The article is misleading on another point. It implies that it was
angiosperms (flowering plants) that prompted the spread of pollinating
insects - and therefore potential vectors for disease. In fact,
gymnosperms were undoubtedly pollinated by insects too - just
different kinds of insects (like mecopterans) to those that favored
angiosperms (like lepidopterans and coleopterans).
In the long pre-angiosperm portion of the Mesozoic, scorpionflies
(Mecoptera) were especially important in gymnosperm pollination.
Further, because it was this group that gave rise to fleas
(Siphonaptera) fairly early in the Mesozoic, it is difficult to argue
that disease-carrying insects were only a major problem at the end of
the Cretaceous. As if they were whistling Dixie for tens of millions
of years.
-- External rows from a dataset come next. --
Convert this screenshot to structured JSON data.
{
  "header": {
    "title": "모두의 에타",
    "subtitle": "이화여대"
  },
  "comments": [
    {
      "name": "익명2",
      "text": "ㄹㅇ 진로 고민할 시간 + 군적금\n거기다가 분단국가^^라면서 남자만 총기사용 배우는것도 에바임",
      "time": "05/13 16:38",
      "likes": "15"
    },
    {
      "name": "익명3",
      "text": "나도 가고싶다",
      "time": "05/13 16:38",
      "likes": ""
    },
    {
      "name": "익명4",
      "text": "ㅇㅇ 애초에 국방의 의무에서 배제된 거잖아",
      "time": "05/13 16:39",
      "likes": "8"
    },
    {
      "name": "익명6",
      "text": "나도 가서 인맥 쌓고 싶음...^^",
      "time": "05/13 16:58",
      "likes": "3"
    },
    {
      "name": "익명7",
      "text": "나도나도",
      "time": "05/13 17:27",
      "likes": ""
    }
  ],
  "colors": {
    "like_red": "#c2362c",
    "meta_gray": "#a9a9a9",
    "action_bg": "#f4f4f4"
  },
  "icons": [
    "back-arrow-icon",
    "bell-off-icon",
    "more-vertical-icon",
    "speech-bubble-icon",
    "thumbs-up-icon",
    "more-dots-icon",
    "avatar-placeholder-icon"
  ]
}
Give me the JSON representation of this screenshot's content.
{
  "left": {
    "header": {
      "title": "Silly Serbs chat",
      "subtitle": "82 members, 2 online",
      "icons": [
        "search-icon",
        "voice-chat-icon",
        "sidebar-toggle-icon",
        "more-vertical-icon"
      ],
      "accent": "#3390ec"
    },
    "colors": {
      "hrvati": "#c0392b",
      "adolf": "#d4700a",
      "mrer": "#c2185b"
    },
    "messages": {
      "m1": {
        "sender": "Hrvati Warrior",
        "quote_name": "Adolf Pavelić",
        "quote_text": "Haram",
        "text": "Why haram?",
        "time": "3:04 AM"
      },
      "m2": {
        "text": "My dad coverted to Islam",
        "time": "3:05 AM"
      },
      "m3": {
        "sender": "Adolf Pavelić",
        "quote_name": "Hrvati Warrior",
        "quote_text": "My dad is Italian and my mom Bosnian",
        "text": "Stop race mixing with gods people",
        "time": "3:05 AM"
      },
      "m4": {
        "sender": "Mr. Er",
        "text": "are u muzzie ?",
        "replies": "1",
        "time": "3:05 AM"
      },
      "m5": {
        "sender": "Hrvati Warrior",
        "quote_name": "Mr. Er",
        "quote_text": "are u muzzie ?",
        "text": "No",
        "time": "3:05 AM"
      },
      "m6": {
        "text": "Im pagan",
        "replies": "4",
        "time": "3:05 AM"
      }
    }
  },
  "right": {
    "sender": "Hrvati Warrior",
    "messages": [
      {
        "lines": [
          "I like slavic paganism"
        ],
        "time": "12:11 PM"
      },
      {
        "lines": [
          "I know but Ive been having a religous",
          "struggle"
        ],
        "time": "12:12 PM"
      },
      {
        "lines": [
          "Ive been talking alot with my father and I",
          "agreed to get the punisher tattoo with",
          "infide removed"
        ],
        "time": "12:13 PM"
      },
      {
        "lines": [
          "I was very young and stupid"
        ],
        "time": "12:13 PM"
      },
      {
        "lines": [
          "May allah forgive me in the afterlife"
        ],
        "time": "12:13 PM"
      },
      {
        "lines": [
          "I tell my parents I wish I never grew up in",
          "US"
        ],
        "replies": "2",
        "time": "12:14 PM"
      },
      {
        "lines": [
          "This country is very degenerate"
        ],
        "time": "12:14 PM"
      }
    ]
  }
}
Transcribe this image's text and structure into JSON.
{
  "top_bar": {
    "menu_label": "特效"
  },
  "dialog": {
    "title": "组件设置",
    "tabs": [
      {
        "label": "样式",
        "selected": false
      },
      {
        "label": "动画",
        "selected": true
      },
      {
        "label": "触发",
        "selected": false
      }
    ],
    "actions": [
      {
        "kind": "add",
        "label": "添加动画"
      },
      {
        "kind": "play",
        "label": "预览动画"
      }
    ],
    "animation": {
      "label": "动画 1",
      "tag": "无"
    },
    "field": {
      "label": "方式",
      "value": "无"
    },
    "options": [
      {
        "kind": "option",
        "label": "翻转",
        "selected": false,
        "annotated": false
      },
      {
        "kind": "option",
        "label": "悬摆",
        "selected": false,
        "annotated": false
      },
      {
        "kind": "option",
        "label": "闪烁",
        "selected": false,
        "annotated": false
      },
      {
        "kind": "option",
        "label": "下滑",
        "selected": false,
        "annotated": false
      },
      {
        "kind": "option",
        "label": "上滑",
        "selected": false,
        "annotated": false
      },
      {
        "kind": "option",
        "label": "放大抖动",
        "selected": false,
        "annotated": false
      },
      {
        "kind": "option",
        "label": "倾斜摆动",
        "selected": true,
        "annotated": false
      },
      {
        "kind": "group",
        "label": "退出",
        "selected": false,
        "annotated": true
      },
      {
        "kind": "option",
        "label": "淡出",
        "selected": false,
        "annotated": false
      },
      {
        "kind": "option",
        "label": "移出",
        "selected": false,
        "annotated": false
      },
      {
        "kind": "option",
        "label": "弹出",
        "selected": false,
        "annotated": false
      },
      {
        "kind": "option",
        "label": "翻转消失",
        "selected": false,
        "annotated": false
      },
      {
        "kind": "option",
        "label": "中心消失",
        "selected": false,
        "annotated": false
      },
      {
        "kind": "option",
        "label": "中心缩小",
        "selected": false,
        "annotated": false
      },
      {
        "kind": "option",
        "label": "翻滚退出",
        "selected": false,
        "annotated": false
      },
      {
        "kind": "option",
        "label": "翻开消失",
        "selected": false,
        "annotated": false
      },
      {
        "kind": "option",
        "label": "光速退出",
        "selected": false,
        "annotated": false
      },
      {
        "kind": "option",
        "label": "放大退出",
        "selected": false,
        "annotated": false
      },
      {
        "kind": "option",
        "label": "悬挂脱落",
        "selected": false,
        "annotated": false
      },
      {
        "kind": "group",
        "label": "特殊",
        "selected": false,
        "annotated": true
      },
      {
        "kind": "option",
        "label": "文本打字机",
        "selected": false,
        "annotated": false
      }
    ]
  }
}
Other sucking and biting insect groups co-existed for a
long time with dinosaurs as well (they still do.) There is just no
support whatsoever for the claim that: "But back in the Cretaceous,
these diseases were new and invasive, and vertebrates had little or no
natural or acquired immunity to them."
And as mentioned by Tom, plenty of marine/aquatic clades (both
vertebrate and invertebrate) went extinct at the K/Pg. So, what
diseases are alleged to have finished these groups off? Were there
flotillas of blood-sucking crustaceans on the prowl at the end of the
On Tue, Sep 3, 2013 at 12:13 AM, Brian Hathaway <email@example.com> wrote:
> I know the theory that this article is not accepted generally -
> http://www.sciencedaily.com/releases/2008/01/080103090702.htm - but since
> mosquitoes were so prevalent during this time could they have carried disease
> to warm-blooded non-avian dinosaurs?